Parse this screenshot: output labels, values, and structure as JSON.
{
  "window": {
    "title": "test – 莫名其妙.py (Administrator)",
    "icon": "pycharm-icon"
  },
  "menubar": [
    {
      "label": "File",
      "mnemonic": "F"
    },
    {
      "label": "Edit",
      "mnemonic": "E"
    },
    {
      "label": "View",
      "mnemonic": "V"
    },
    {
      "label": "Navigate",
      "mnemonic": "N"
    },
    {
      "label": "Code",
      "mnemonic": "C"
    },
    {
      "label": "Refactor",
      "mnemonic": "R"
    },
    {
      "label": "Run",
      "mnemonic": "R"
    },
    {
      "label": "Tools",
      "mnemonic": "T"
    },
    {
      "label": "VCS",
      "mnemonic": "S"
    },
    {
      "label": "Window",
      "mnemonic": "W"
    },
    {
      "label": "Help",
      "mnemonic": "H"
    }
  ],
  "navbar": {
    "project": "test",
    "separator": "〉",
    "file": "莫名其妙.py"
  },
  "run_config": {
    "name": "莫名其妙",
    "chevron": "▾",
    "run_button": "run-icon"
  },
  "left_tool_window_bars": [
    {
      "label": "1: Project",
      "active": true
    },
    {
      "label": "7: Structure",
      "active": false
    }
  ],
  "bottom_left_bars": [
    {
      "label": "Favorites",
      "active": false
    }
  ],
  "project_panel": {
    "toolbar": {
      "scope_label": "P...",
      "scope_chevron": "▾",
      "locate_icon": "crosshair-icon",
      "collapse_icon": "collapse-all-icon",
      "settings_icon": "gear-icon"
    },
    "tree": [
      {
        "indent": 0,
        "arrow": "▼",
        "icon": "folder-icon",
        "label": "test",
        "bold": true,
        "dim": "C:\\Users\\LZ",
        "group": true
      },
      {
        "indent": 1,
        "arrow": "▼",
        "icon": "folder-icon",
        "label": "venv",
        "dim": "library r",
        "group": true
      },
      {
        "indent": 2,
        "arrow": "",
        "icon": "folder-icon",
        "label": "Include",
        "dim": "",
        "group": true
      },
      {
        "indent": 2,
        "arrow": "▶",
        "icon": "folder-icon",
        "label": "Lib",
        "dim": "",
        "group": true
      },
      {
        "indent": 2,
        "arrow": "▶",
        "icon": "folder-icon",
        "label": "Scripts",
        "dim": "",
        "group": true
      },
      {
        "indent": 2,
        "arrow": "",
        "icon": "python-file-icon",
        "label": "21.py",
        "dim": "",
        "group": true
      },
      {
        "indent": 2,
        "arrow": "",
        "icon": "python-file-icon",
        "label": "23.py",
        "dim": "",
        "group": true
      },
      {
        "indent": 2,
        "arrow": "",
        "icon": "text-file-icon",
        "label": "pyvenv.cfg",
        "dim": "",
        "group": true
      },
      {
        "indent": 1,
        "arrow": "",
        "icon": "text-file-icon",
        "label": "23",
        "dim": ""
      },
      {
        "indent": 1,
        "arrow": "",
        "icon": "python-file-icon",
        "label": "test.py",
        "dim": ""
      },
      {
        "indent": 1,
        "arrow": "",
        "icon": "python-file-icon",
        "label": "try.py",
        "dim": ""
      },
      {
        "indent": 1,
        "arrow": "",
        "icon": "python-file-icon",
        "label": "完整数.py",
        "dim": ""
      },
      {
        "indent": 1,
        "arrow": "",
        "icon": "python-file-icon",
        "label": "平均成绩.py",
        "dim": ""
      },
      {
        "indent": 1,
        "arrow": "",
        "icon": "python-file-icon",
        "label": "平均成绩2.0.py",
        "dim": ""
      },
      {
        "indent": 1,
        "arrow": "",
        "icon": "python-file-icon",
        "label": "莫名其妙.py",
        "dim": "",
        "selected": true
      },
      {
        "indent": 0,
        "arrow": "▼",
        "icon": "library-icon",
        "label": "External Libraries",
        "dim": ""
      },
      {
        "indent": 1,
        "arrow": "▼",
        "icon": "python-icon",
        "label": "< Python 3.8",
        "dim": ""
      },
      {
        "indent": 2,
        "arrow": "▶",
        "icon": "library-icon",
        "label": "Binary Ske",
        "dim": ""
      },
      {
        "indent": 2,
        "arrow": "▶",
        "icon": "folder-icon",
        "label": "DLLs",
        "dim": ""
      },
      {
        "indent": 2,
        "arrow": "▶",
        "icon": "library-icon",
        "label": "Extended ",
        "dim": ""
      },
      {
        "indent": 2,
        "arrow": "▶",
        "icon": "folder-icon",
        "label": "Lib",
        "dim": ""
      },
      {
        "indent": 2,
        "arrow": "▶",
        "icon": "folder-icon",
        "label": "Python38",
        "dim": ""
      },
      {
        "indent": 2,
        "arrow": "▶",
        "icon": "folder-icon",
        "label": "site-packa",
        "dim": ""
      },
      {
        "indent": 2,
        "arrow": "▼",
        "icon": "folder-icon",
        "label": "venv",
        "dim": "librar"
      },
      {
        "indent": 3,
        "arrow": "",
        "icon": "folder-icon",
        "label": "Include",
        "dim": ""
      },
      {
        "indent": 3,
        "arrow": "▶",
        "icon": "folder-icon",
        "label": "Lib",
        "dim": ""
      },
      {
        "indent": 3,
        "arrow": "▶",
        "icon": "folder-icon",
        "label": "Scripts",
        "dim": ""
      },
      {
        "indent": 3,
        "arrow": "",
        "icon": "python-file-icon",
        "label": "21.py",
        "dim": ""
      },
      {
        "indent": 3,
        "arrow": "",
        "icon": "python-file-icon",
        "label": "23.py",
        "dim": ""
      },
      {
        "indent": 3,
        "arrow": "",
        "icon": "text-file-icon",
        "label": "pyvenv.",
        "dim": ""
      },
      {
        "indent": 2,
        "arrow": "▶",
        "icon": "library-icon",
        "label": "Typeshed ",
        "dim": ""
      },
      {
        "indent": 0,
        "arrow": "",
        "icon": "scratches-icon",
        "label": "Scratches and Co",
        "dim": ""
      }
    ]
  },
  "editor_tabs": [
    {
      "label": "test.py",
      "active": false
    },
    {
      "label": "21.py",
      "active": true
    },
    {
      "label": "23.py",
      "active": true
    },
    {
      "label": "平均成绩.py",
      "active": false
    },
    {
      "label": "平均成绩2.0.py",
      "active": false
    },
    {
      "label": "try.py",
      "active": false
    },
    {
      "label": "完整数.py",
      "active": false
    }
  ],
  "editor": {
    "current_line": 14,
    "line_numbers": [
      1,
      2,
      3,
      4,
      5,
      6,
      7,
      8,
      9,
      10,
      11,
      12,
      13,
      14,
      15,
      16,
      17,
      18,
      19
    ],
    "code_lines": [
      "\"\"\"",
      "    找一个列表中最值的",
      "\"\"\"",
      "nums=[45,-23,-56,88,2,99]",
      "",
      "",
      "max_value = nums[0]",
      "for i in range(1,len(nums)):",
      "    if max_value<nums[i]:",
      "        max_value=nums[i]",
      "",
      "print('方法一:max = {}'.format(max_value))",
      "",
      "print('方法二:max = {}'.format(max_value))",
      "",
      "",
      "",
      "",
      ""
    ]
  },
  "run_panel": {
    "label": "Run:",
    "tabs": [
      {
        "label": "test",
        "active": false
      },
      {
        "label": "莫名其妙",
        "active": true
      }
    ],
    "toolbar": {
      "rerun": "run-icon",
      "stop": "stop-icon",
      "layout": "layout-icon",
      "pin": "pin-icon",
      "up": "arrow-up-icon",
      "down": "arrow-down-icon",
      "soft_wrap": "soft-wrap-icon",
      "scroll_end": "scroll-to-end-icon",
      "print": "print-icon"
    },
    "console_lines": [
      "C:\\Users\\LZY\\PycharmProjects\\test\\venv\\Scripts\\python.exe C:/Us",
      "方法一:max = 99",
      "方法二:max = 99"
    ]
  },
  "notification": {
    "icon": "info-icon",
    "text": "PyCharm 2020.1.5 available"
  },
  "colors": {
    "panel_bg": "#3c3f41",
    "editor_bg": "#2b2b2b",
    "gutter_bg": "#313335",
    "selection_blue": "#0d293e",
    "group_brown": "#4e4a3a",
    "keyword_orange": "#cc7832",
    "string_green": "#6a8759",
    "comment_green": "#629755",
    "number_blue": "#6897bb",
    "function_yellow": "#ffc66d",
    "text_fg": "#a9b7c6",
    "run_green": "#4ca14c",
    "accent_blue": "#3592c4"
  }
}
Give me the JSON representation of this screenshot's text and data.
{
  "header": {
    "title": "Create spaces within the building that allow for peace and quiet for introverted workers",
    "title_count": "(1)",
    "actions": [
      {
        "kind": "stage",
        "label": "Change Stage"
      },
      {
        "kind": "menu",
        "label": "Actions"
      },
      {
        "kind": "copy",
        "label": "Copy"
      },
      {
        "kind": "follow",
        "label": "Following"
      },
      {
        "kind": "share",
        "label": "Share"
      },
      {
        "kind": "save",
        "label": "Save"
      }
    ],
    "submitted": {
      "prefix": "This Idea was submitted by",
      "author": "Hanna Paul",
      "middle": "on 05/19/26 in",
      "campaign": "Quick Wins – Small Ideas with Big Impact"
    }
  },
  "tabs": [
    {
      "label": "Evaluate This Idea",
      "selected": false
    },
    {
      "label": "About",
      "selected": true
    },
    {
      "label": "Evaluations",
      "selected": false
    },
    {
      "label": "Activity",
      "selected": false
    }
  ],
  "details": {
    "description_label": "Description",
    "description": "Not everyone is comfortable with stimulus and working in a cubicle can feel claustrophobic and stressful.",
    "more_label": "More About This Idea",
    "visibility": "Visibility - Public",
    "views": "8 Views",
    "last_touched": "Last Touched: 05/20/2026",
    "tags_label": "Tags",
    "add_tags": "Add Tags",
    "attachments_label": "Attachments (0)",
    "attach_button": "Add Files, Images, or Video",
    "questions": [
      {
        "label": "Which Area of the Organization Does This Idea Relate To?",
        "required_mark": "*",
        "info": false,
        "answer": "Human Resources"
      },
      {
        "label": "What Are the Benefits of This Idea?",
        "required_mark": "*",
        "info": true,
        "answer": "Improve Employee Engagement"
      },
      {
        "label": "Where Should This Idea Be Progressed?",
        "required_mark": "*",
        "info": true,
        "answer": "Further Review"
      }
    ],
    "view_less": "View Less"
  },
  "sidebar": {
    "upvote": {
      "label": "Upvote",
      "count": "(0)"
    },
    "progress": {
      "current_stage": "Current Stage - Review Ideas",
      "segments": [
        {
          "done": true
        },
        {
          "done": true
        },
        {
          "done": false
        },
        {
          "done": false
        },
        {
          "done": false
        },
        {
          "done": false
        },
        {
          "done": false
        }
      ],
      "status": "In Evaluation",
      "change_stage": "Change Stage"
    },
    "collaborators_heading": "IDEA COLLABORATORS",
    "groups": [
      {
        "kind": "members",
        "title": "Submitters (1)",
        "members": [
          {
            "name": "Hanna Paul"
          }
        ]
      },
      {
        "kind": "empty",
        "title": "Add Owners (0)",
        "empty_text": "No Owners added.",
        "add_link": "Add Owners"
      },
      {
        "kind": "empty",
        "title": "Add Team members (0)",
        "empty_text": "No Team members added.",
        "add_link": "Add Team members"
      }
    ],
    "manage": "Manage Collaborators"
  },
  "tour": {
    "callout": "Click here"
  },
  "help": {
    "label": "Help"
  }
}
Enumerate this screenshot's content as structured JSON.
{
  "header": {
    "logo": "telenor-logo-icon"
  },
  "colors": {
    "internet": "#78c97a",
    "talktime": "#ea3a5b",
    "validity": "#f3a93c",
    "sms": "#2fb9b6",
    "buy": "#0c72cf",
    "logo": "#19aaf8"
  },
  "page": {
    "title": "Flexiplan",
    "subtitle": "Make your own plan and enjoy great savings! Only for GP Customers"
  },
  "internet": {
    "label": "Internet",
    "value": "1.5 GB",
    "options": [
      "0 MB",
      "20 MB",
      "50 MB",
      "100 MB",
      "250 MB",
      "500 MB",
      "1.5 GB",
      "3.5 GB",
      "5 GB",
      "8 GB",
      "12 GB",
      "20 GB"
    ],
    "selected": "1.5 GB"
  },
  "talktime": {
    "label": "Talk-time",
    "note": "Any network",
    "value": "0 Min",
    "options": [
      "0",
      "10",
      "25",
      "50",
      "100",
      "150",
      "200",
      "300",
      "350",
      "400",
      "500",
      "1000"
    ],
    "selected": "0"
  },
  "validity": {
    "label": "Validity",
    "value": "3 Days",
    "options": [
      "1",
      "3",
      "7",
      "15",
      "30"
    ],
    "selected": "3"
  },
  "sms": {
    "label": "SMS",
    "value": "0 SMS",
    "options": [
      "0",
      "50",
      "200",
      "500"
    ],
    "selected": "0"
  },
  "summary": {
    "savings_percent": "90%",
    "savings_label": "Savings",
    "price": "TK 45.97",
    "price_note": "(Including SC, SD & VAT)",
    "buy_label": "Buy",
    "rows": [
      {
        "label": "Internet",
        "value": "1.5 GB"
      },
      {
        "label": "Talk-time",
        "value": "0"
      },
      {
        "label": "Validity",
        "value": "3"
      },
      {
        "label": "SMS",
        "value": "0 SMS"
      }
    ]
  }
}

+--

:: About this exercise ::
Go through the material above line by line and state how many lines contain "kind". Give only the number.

:: Exercise response ::
9